What you need to do: Search the entries for the word "icon". Copy each line in which it is found.

Data records:
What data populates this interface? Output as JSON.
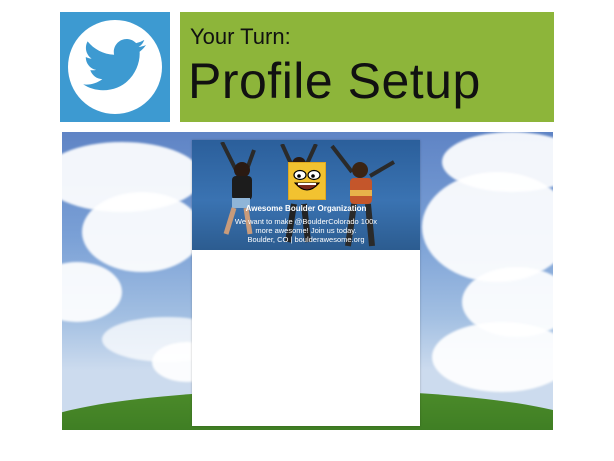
{
  "header": {
    "subtitle": "Your Turn:",
    "title": "Profile Setup",
    "logo_icon": "twitter-bird-icon",
    "logo_bg": "#3d9ad1",
    "title_bg": "#8db53a"
  },
  "profile_card": {
    "name": "Awesome Boulder Organization",
    "bio_line_1": "We want to make @BoulderColorado 100x",
    "bio_line_2": "more awesome! Join us today.",
    "location_line": "Boulder, CO | boulderawesome.org",
    "avatar_icon": "awesome-face-icon",
    "avatar_color": "#f2c230"
  }
}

Result below:
    "logo_icon": "twitter-bird-icon",
    "avatar_icon": "awesome-face-icon",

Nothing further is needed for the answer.